What the exercise asks: Whenever a line of the entries below holds the string "true", copy that line and return it.

Information given:

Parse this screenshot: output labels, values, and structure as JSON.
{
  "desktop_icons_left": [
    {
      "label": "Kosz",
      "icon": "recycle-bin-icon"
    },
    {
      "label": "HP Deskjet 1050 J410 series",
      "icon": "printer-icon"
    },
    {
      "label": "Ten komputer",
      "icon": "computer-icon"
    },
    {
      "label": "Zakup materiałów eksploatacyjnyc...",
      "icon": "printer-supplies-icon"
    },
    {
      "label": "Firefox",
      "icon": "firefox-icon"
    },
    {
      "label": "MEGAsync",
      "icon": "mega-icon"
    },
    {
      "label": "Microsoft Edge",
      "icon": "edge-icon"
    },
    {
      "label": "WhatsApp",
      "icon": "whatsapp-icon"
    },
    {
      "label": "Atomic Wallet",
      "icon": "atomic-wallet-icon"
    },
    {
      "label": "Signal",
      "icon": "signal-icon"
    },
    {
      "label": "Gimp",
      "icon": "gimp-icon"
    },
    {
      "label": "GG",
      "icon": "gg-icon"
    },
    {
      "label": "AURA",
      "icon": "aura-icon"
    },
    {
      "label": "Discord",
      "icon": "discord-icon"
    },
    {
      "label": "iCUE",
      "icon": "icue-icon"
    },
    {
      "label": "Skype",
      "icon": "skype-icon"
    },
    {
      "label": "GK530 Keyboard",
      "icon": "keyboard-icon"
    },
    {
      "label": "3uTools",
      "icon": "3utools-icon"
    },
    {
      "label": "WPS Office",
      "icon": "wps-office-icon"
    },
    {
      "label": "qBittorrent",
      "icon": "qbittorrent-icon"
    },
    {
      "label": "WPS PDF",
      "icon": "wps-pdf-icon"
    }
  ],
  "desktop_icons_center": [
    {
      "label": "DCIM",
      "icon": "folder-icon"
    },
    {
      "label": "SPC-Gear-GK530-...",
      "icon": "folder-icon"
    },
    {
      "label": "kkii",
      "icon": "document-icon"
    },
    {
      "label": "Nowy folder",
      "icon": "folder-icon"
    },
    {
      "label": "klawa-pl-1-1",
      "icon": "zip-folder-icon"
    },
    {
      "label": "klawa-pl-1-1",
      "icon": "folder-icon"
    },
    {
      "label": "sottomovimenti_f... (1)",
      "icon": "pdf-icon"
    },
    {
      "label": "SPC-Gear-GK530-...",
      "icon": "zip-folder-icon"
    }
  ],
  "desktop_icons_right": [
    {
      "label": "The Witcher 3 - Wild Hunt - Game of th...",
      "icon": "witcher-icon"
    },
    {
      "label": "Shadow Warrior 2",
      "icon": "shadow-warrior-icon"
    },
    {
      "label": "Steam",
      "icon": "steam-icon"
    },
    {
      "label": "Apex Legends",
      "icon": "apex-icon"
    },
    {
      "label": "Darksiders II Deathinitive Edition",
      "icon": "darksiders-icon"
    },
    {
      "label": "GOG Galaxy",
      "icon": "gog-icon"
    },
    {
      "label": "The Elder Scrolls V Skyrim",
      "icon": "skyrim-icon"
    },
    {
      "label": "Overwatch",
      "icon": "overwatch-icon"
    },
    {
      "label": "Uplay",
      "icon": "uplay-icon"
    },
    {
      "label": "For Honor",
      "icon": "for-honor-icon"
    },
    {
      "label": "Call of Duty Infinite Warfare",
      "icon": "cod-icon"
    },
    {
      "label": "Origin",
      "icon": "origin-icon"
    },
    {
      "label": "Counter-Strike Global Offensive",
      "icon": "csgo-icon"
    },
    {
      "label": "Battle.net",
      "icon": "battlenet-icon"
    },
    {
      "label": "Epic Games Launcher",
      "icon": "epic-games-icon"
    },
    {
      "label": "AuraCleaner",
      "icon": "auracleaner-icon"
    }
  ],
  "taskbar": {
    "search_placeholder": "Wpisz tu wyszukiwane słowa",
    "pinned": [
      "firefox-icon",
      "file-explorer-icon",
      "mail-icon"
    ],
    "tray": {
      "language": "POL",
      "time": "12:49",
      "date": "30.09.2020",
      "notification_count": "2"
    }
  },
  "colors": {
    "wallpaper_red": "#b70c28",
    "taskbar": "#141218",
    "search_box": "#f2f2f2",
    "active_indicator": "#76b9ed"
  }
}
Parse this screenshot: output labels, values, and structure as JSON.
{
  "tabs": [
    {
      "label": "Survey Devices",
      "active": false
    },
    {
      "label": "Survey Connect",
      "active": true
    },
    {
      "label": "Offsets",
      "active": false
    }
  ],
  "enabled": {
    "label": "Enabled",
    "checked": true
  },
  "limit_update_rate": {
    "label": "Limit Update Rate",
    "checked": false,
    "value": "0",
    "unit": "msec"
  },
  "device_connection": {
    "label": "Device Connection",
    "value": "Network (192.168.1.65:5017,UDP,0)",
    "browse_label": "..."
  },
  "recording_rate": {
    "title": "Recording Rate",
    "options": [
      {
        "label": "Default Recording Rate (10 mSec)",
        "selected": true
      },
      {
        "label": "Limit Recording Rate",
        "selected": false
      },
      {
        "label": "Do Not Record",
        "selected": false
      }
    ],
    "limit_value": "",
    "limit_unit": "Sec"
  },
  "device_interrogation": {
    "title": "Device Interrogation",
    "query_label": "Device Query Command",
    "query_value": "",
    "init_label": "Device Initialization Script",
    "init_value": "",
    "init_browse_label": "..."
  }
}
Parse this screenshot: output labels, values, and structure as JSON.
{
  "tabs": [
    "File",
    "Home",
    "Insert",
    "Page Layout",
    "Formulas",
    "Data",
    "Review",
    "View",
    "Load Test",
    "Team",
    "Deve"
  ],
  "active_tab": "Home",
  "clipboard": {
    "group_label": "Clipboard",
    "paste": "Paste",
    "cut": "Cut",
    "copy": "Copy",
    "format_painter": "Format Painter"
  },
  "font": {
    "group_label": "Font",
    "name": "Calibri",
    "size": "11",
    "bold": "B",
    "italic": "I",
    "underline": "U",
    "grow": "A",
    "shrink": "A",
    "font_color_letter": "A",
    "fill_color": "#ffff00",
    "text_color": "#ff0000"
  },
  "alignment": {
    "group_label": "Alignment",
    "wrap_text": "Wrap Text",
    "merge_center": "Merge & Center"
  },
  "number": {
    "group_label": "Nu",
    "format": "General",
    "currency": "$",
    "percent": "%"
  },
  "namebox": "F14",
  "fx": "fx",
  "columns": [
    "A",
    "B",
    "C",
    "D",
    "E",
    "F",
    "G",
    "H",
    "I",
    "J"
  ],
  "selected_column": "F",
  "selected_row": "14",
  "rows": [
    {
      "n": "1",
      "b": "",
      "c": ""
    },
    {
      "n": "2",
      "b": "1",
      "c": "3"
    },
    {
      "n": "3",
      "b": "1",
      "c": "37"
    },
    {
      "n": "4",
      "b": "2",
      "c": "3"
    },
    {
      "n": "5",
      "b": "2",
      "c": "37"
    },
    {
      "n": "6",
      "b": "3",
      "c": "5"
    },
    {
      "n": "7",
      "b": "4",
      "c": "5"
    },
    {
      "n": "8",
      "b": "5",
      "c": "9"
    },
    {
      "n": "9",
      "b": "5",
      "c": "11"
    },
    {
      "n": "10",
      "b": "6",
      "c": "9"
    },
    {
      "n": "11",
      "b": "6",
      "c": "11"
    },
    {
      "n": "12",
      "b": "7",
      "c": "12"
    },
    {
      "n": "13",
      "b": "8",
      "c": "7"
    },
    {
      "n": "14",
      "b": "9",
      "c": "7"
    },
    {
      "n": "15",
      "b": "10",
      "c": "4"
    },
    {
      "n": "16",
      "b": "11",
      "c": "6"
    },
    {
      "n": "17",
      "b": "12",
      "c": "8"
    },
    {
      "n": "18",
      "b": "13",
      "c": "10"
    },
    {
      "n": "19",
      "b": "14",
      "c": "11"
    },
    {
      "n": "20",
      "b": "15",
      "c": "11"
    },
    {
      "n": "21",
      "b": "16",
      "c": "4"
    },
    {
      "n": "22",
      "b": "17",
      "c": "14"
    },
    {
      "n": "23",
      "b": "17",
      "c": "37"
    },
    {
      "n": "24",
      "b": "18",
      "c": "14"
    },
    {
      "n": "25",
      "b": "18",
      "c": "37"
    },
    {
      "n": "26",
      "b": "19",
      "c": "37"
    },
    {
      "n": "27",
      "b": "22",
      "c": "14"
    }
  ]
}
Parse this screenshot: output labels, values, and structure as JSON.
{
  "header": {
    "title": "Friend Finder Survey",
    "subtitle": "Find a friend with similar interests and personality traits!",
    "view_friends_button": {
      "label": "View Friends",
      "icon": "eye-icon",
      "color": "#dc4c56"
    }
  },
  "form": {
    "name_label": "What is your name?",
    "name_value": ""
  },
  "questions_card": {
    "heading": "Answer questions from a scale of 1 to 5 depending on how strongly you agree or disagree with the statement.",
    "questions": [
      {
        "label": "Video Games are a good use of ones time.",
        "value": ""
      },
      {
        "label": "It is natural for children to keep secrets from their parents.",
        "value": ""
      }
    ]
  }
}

Written response:
      "active": true
    "checked": true
        "selected": true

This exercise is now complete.